3 of 5 stars.
Grief is an isolating affair–an us vs. them situation tinting the spectacles through which one views the world. This subtle horror tale explores many facets and reactions to death.
Dorothy is a year widowed and still finds herself wanting to ask Harry a question or senses him in a room with her. She tends to flowers in her gardens which she gathers to enliven her house, despite her rundown neighborhood. And she often buys floral wreaths to don Harry’s grave.
Her house is broken into–par for the course in the neighborhood–by her neighbor’s eldest boy, Keanu. Later that day, Keanu dies in a single car accident right in front of the house when police give chase to the boy who’s stolen a vehicle. He’s treated like a folk hero with flowers and wreaths encircling the light pole which ended his car chase.

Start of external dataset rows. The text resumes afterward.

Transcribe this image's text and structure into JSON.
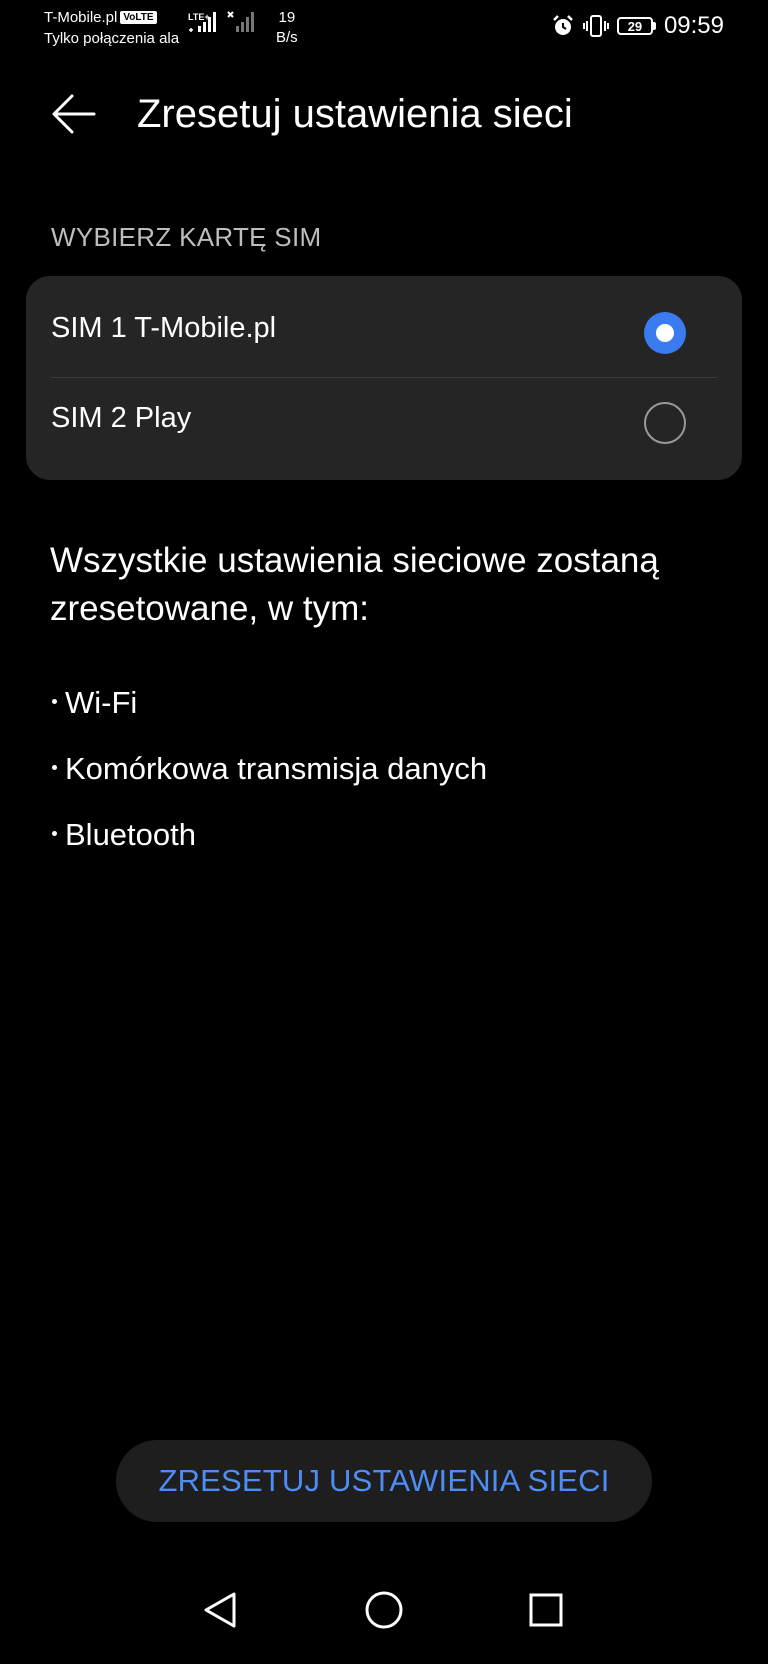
{
  "status_bar": {
    "carrier": "T-Mobile.pl",
    "volte": "VoLTE",
    "subtext": "Tylko połączenia ala",
    "network": "LTE+",
    "speed_value": "19",
    "speed_unit": "B/s",
    "battery": "29",
    "time": "09:59",
    "icons": [
      "signal-bars-icon",
      "signal-bars-icon",
      "alarm-icon",
      "vibrate-icon",
      "battery-icon"
    ]
  },
  "header": {
    "title": "Zresetuj ustawienia sieci",
    "back_icon": "arrow-left-icon"
  },
  "sim_section": {
    "label": "WYBIERZ KARTĘ SIM",
    "options": [
      {
        "label": "SIM 1 T-Mobile.pl",
        "selected": true
      },
      {
        "label": "SIM 2 Play",
        "selected": false
      }
    ]
  },
  "description": {
    "text": "Wszystkie ustawienia sieciowe zostaną zresetowane, w tym:",
    "items": [
      "Wi-Fi",
      "Komórkowa transmisja danych",
      "Bluetooth"
    ]
  },
  "action": {
    "reset_label": "ZRESETUJ USTAWIENIA SIECI"
  },
  "colors": {
    "accent": "#3a7bf0",
    "button_text": "#4d8df5",
    "card_bg": "#252525",
    "background": "#000000"
  },
  "nav_bar": {
    "buttons": [
      "back-triangle-icon",
      "home-circle-icon",
      "recents-square-icon"
    ]
  }
}
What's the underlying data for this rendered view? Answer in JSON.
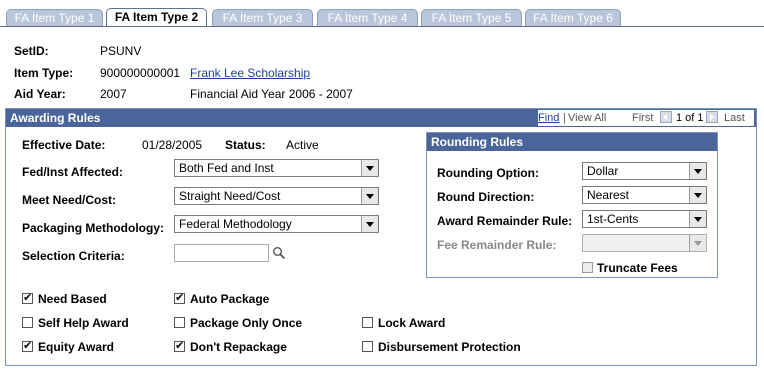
{
  "tabs": [
    {
      "label": "FA Item Type 1"
    },
    {
      "label": "FA Item Type 2"
    },
    {
      "label": "FA Item Type 3"
    },
    {
      "label": "FA Item Type 4"
    },
    {
      "label": "FA Item Type 5"
    },
    {
      "label": "FA Item Type 6"
    }
  ],
  "header": {
    "setid_label": "SetID:",
    "setid_value": "PSUNV",
    "item_type_label": "Item Type:",
    "item_type_value": "900000000001",
    "item_type_link": "Frank Lee Scholarship",
    "aid_year_label": "Aid Year:",
    "aid_year_value": "2007",
    "aid_year_desc": "Financial Aid Year 2006 - 2007"
  },
  "awarding": {
    "title": "Awarding Rules",
    "nav": {
      "find": "Find",
      "view_all": "View All",
      "first": "First",
      "count": "1 of 1",
      "last": "Last",
      "separator": "|"
    },
    "effective_date_label": "Effective Date:",
    "effective_date_value": "01/28/2005",
    "status_label": "Status:",
    "status_value": "Active",
    "fed_inst_label": "Fed/Inst Affected:",
    "fed_inst_value": "Both Fed and Inst",
    "meet_need_label": "Meet Need/Cost:",
    "meet_need_value": "Straight Need/Cost",
    "packaging_label": "Packaging Methodology:",
    "packaging_value": "Federal Methodology",
    "selection_label": "Selection Criteria:",
    "selection_value": ""
  },
  "rounding": {
    "title": "Rounding Rules",
    "option_label": "Rounding Option:",
    "option_value": "Dollar",
    "direction_label": "Round Direction:",
    "direction_value": "Nearest",
    "remainder_label": "Award Remainder Rule:",
    "remainder_value": "1st-Cents",
    "fee_remainder_label": "Fee Remainder Rule:",
    "fee_remainder_value": "",
    "truncate_label": "Truncate Fees"
  },
  "checks": {
    "need_based": "Need Based",
    "self_help": "Self Help Award",
    "equity": "Equity Award",
    "auto_package": "Auto Package",
    "package_once": "Package Only Once",
    "dont_repackage": "Don't Repackage",
    "lock_award": "Lock Award",
    "disbursement": "Disbursement Protection"
  }
}
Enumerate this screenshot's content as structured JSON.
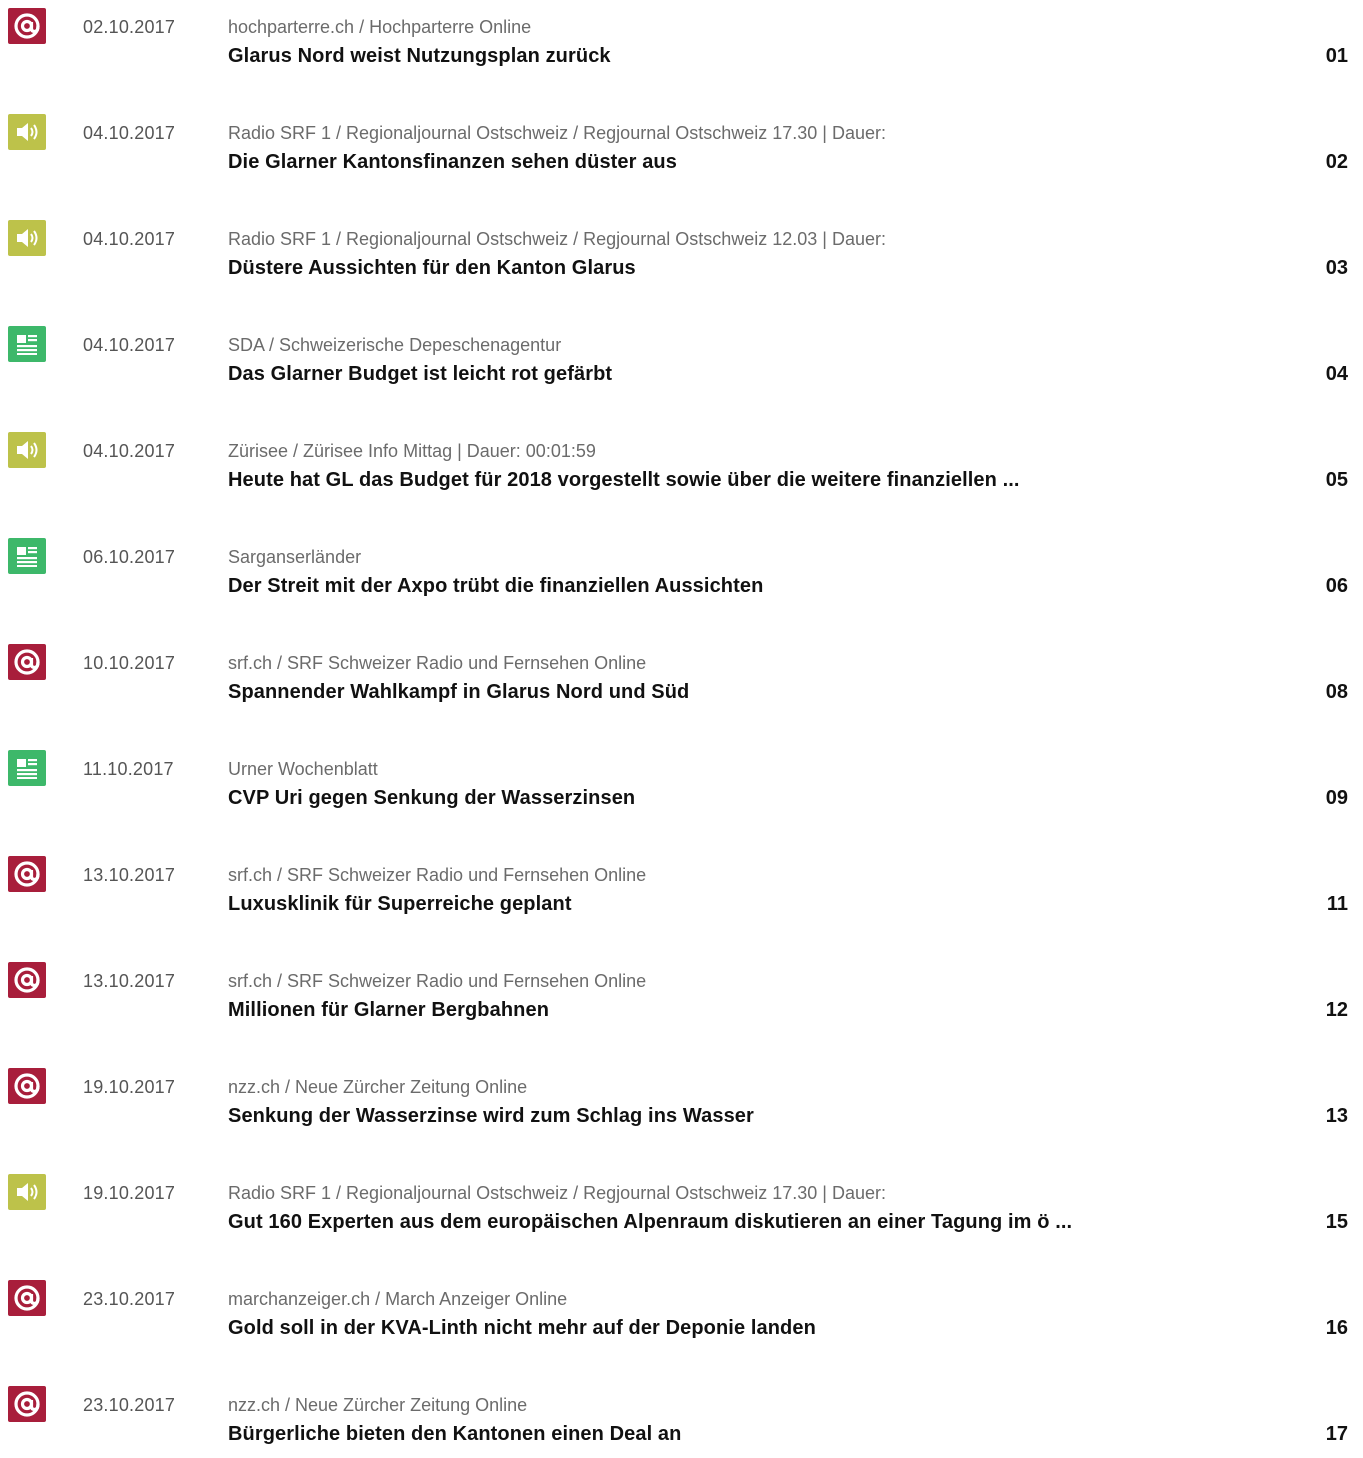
{
  "items": [
    {
      "type": "web",
      "icon": "at-sign-icon",
      "date": "02.10.2017",
      "source": "hochparterre.ch / Hochparterre Online",
      "title": "Glarus Nord weist Nutzungsplan zurück",
      "page": "01"
    },
    {
      "type": "audio",
      "icon": "speaker-icon",
      "date": "04.10.2017",
      "source": "Radio SRF 1 / Regionaljournal Ostschweiz / Regjournal Ostschweiz 17.30 | Dauer:",
      "title": "Die Glarner Kantonsfinanzen sehen düster aus",
      "page": "02"
    },
    {
      "type": "audio",
      "icon": "speaker-icon",
      "date": "04.10.2017",
      "source": "Radio SRF 1 / Regionaljournal Ostschweiz / Regjournal Ostschweiz 12.03 | Dauer:",
      "title": "Düstere Aussichten für den Kanton Glarus",
      "page": "03"
    },
    {
      "type": "print",
      "icon": "newspaper-icon",
      "date": "04.10.2017",
      "source": "SDA / Schweizerische Depeschenagentur",
      "title": "Das Glarner Budget ist leicht rot gefärbt",
      "page": "04"
    },
    {
      "type": "audio",
      "icon": "speaker-icon",
      "date": "04.10.2017",
      "source": "Zürisee / Zürisee Info Mittag | Dauer: 00:01:59",
      "title": "Heute hat GL das Budget für 2018 vorgestellt sowie über die weitere finanziellen ...",
      "page": "05"
    },
    {
      "type": "print",
      "icon": "newspaper-icon",
      "date": "06.10.2017",
      "source": "Sarganserländer",
      "title": "Der Streit mit der Axpo trübt die finanziellen Aussichten",
      "page": "06"
    },
    {
      "type": "web",
      "icon": "at-sign-icon",
      "date": "10.10.2017",
      "source": "srf.ch / SRF Schweizer Radio und Fernsehen Online",
      "title": "Spannender Wahlkampf in Glarus Nord und Süd",
      "page": "08"
    },
    {
      "type": "print",
      "icon": "newspaper-icon",
      "date": "11.10.2017",
      "source": "Urner Wochenblatt",
      "title": "CVP Uri gegen Senkung der Wasserzinsen",
      "page": "09"
    },
    {
      "type": "web",
      "icon": "at-sign-icon",
      "date": "13.10.2017",
      "source": "srf.ch / SRF Schweizer Radio und Fernsehen Online",
      "title": "Luxusklinik für Superreiche geplant",
      "page": "11"
    },
    {
      "type": "web",
      "icon": "at-sign-icon",
      "date": "13.10.2017",
      "source": "srf.ch / SRF Schweizer Radio und Fernsehen Online",
      "title": "Millionen für Glarner Bergbahnen",
      "page": "12"
    },
    {
      "type": "web",
      "icon": "at-sign-icon",
      "date": "19.10.2017",
      "source": "nzz.ch / Neue Zürcher Zeitung Online",
      "title": "Senkung der Wasserzinse wird zum Schlag ins Wasser",
      "page": "13"
    },
    {
      "type": "audio",
      "icon": "speaker-icon",
      "date": "19.10.2017",
      "source": "Radio SRF 1 / Regionaljournal Ostschweiz / Regjournal Ostschweiz 17.30 | Dauer:",
      "title": "Gut 160 Experten aus dem europäischen Alpenraum diskutieren an einer Tagung im ö ...",
      "page": "15"
    },
    {
      "type": "web",
      "icon": "at-sign-icon",
      "date": "23.10.2017",
      "source": "marchanzeiger.ch / March Anzeiger Online",
      "title": "Gold soll in der KVA-Linth nicht mehr auf der Deponie landen",
      "page": "16"
    },
    {
      "type": "web",
      "icon": "at-sign-icon",
      "date": "23.10.2017",
      "source": "nzz.ch / Neue Zürcher Zeitung Online",
      "title": "Bürgerliche bieten den Kantonen einen Deal an",
      "page": "17"
    }
  ],
  "colors": {
    "web": "#a81e3b",
    "audio": "#bdc24a",
    "print": "#3db86a"
  }
}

Keanu’s mother and siblings canvas the neighborhood looking for witnesses to the accident. They intimidate and threaten meek Dorothy repeatedly. She responds by retreating further into her lonely house that’s been violated already. The eeriness of the violation and heavy absence of her husband melds into a psychological horror.